[Items from an interface collection]
-----

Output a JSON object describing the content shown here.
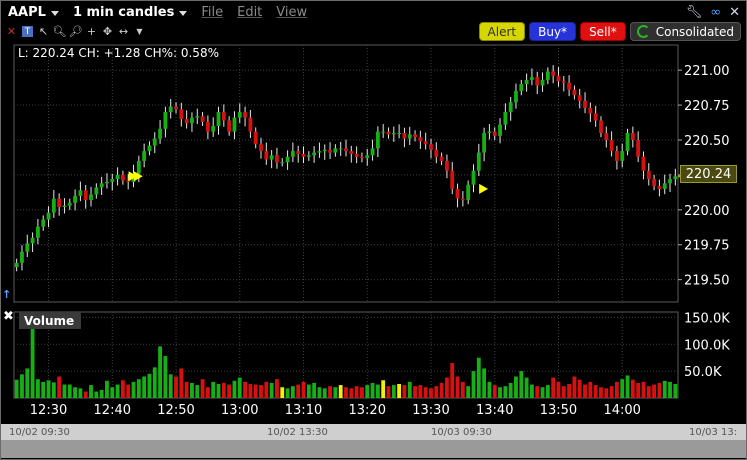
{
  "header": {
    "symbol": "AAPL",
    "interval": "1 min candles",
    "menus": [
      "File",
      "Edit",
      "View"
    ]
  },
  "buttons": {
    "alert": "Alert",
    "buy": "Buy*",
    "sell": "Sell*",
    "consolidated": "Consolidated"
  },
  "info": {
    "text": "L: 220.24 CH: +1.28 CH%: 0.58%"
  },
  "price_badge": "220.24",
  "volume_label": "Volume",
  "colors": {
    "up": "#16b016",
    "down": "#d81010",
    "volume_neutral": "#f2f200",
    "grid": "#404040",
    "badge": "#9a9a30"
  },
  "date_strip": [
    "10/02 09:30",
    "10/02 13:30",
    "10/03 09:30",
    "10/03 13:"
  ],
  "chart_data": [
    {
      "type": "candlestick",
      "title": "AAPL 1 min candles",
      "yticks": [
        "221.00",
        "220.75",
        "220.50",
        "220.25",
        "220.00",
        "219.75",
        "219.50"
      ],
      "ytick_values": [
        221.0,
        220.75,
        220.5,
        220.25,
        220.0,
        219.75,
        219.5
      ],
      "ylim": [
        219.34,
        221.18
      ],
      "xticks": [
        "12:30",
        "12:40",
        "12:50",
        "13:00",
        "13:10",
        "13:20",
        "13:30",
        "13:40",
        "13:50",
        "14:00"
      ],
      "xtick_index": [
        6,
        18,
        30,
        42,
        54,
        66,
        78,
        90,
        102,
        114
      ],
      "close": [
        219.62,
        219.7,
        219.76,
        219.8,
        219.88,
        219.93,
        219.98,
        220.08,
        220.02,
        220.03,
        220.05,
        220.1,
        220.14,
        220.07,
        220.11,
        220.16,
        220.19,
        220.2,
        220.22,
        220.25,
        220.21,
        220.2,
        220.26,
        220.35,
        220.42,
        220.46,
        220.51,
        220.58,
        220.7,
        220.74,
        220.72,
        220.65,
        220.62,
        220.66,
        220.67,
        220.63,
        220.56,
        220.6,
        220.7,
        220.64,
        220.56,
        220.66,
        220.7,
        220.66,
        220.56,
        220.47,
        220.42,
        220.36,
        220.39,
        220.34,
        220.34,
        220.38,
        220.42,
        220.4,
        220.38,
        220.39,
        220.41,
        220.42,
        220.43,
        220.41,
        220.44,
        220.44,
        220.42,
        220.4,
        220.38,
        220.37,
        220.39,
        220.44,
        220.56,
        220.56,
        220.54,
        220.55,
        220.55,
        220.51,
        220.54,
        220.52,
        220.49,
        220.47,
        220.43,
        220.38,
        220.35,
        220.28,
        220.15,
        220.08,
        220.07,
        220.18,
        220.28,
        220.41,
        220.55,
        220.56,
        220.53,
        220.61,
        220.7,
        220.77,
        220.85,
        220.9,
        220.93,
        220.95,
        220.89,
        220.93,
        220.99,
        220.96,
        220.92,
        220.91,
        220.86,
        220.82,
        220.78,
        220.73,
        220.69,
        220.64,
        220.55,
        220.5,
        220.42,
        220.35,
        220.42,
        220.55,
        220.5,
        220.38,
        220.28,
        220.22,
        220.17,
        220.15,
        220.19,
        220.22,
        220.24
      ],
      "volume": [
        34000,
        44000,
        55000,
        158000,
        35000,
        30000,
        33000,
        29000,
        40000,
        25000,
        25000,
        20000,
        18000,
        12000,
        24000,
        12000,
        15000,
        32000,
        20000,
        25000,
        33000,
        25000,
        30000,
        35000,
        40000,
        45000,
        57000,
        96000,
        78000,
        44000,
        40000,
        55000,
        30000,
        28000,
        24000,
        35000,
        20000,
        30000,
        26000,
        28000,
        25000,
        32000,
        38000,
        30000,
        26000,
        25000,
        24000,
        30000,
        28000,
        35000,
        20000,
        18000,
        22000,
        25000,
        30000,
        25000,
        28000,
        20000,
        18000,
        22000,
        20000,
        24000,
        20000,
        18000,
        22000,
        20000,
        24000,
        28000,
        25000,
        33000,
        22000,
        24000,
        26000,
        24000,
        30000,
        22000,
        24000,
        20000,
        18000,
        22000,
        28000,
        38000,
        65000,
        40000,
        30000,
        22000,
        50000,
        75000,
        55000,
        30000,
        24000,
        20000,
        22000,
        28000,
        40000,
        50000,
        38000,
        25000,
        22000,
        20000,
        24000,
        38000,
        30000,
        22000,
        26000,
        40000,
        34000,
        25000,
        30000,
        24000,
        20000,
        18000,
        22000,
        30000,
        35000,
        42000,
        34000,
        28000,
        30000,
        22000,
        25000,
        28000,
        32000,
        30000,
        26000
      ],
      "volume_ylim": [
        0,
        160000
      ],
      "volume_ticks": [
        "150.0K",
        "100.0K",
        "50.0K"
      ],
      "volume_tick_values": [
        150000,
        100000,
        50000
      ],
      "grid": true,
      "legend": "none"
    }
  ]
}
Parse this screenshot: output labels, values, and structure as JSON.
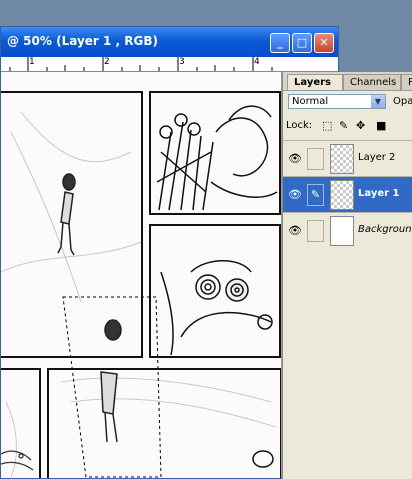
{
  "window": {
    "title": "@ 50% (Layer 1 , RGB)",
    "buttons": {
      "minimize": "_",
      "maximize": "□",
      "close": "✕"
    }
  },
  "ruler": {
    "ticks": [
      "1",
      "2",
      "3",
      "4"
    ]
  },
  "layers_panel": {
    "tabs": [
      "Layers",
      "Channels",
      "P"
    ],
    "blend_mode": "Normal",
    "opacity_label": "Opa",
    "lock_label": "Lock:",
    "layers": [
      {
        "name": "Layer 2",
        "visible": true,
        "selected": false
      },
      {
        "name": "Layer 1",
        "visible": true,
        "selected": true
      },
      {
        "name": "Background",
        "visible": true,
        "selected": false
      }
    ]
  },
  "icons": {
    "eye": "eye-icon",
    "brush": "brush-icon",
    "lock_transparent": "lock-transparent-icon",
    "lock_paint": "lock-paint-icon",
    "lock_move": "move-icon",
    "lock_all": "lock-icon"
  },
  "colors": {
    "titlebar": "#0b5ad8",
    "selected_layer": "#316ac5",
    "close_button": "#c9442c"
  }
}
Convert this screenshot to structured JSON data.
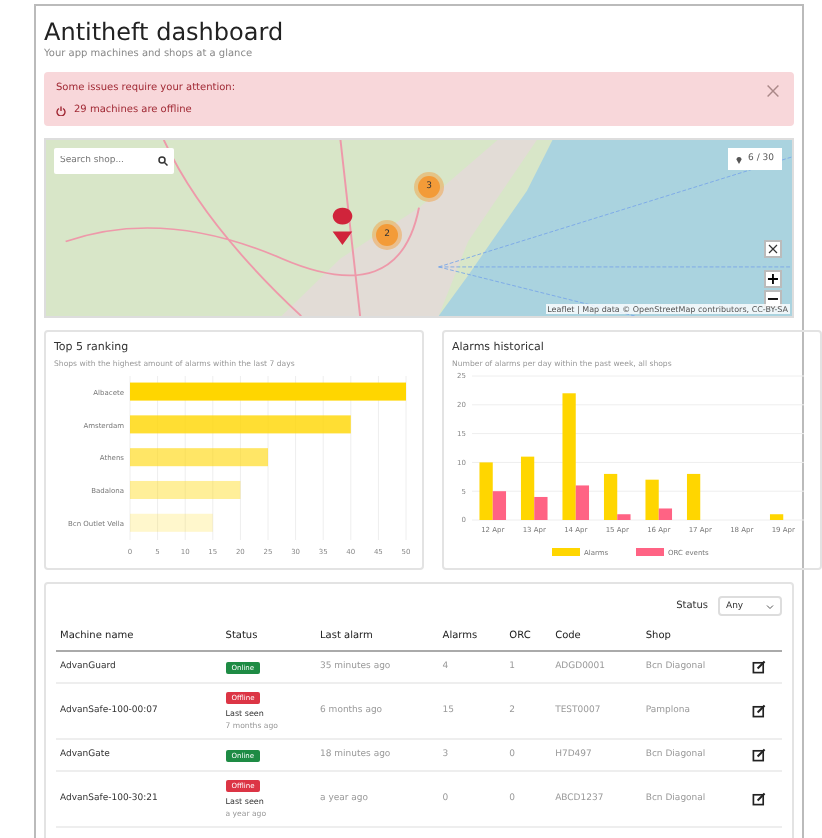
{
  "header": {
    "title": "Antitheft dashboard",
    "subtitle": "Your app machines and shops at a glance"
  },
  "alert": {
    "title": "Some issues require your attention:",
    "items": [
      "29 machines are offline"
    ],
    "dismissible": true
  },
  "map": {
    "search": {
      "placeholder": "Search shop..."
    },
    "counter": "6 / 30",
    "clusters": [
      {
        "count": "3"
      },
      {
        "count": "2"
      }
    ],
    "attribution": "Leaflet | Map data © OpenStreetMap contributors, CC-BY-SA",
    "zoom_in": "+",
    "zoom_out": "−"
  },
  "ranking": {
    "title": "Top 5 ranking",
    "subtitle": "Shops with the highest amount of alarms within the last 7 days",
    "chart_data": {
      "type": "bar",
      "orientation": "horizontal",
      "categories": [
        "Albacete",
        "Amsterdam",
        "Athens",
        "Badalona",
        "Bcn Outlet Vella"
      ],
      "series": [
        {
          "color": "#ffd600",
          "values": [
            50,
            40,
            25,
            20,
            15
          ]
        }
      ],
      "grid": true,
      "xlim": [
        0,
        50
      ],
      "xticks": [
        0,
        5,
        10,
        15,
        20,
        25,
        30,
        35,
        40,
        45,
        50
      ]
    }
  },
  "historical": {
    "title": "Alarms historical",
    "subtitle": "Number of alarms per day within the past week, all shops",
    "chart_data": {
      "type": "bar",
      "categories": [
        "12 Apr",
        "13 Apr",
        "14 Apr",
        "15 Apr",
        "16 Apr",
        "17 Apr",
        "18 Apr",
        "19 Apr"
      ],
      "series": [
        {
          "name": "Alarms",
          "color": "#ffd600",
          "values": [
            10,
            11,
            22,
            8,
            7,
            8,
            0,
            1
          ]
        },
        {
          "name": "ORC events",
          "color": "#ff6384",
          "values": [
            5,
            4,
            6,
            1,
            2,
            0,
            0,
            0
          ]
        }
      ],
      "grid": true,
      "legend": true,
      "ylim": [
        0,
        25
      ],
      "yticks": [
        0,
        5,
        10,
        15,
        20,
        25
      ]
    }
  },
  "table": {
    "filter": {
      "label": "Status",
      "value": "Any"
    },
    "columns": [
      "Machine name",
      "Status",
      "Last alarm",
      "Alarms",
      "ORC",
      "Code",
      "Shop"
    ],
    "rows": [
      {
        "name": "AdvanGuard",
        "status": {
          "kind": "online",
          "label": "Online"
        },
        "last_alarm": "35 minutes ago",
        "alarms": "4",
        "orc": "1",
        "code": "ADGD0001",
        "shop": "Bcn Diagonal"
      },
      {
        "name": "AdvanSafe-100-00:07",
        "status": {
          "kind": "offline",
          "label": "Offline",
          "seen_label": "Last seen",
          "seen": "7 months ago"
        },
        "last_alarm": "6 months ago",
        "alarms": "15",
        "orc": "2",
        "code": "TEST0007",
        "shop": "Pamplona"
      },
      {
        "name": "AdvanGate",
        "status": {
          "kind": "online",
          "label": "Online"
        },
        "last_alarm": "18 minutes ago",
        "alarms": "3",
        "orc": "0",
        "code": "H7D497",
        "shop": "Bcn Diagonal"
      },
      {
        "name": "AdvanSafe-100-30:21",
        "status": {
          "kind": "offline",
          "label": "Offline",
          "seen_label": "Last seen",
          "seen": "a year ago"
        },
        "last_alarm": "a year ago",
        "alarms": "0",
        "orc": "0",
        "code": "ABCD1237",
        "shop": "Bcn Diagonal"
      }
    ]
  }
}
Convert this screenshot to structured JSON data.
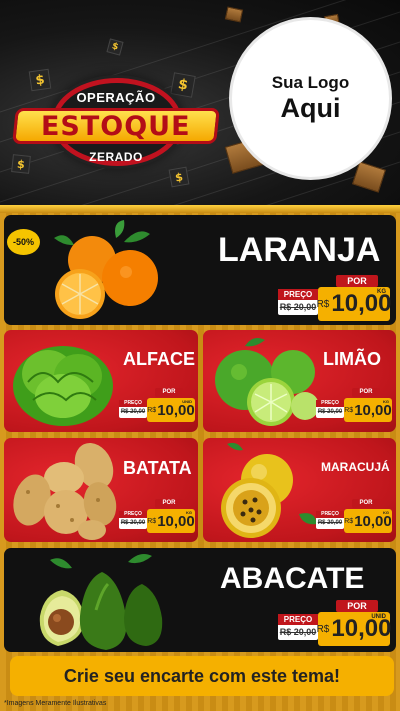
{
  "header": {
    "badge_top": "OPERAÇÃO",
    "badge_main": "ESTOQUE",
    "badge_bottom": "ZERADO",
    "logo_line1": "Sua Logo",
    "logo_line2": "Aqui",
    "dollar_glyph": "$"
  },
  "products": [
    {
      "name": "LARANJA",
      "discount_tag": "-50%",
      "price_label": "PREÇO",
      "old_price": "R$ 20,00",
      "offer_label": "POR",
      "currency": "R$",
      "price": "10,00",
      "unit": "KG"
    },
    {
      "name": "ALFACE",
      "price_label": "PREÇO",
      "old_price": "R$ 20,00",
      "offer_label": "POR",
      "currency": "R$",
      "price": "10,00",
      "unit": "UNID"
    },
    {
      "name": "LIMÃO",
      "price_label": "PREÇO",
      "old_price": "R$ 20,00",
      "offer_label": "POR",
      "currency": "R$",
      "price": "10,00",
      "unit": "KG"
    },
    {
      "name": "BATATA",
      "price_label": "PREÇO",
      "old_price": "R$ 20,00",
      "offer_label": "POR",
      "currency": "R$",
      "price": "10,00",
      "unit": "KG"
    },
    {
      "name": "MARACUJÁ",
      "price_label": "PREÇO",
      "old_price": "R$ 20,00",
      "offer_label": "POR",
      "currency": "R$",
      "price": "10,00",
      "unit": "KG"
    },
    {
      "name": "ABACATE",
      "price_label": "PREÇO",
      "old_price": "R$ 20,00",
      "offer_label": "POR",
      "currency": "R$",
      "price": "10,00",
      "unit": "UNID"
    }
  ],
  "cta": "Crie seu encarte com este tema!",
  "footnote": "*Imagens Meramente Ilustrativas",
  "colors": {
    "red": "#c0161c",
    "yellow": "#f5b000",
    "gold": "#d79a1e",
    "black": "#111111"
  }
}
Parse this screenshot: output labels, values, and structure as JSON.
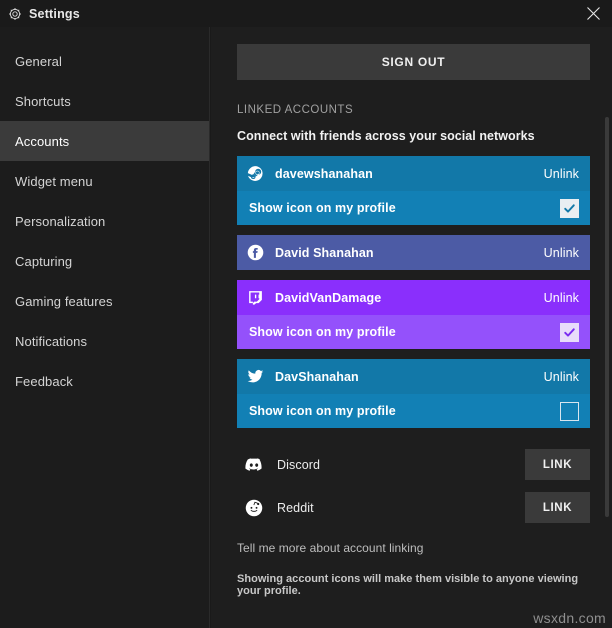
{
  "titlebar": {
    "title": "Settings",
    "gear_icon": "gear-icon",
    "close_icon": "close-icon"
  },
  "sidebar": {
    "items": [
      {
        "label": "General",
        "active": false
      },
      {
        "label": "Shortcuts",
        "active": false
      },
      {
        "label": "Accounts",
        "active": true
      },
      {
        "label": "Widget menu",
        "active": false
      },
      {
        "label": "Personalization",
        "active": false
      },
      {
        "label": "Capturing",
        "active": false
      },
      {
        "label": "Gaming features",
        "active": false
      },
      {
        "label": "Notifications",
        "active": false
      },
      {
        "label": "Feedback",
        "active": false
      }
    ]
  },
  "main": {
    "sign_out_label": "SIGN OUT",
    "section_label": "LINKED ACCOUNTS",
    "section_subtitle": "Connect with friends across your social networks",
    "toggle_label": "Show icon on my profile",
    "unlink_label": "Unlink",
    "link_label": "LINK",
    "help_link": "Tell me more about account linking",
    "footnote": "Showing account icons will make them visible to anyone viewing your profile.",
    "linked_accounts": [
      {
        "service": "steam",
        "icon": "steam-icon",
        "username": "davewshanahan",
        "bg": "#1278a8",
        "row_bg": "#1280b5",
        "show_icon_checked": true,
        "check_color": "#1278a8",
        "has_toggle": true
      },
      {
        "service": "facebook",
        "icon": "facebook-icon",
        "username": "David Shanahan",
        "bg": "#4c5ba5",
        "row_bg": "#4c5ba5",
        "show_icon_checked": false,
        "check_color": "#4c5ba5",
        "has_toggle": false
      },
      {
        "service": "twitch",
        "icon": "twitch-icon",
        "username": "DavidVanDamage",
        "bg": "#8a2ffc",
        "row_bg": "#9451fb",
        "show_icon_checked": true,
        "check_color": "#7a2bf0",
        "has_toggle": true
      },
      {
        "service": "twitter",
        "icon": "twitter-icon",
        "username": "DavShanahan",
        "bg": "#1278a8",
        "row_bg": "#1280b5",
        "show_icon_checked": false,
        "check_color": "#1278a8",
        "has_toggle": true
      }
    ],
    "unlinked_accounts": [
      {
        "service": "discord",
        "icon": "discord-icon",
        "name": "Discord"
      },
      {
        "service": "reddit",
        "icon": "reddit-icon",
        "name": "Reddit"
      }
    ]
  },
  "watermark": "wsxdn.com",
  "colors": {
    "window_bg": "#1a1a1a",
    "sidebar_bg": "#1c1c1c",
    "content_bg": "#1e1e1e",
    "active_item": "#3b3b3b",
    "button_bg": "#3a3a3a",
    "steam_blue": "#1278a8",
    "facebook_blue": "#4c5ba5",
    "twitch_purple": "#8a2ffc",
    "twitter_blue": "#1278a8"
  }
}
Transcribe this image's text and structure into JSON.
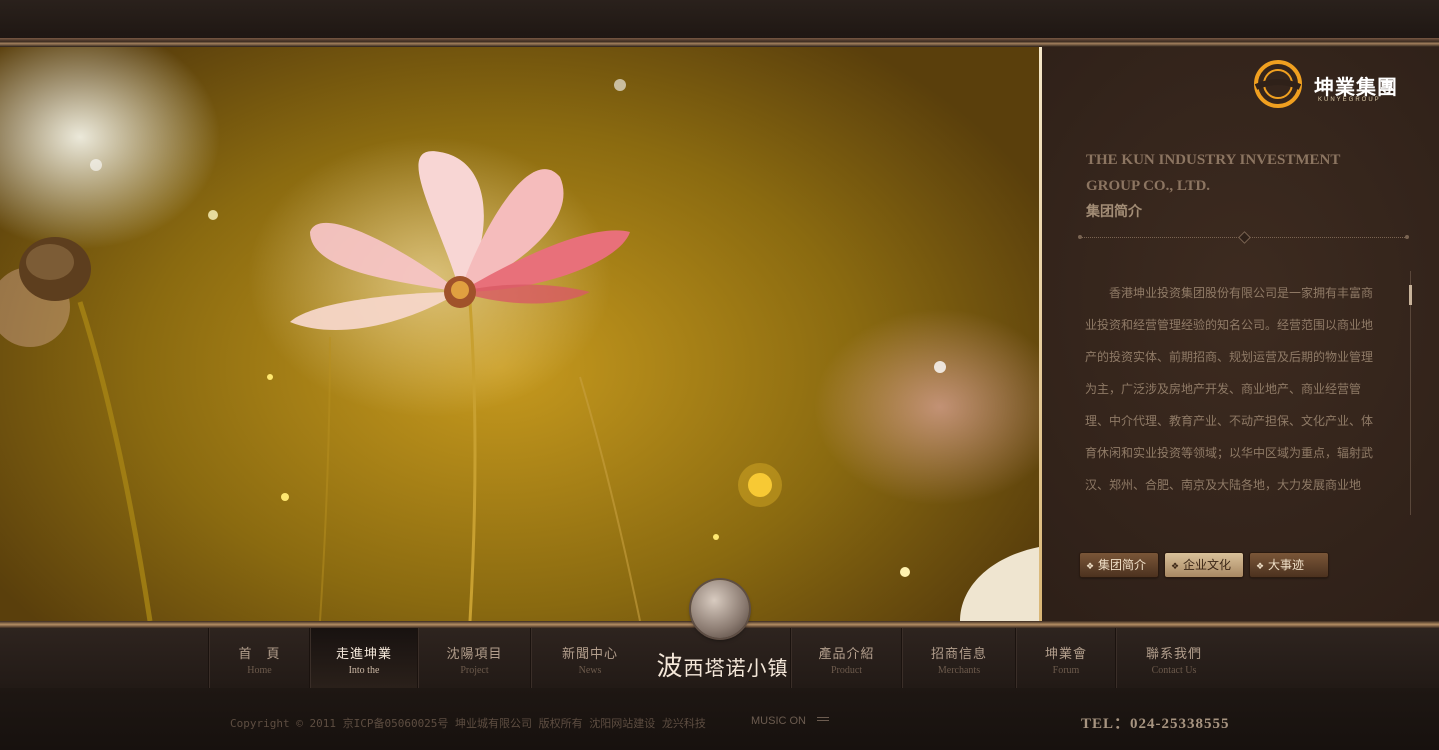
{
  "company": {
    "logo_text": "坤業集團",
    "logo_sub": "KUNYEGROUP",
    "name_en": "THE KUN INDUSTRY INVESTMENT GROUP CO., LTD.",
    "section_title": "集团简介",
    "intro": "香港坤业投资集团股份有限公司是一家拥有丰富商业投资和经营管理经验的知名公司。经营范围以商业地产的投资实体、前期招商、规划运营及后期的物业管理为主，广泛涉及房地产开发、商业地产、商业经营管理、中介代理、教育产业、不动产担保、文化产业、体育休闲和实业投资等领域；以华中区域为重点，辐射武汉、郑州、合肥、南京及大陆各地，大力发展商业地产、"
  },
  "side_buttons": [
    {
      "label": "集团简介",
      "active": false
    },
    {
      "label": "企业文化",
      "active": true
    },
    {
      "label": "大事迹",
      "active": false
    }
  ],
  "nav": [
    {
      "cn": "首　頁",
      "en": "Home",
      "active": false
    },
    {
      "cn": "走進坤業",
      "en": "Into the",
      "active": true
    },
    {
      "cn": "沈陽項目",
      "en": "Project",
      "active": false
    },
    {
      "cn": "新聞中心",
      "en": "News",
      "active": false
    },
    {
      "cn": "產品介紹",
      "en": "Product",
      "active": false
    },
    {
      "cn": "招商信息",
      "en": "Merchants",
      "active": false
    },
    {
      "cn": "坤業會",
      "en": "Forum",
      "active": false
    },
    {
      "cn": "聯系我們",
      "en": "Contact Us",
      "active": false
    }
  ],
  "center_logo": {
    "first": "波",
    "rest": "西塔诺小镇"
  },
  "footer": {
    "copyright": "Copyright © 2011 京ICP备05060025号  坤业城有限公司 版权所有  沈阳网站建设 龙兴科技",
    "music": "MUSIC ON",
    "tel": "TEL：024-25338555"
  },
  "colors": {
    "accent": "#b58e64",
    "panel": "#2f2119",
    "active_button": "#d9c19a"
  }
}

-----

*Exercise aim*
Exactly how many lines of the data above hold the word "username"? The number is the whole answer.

*Written solution*
4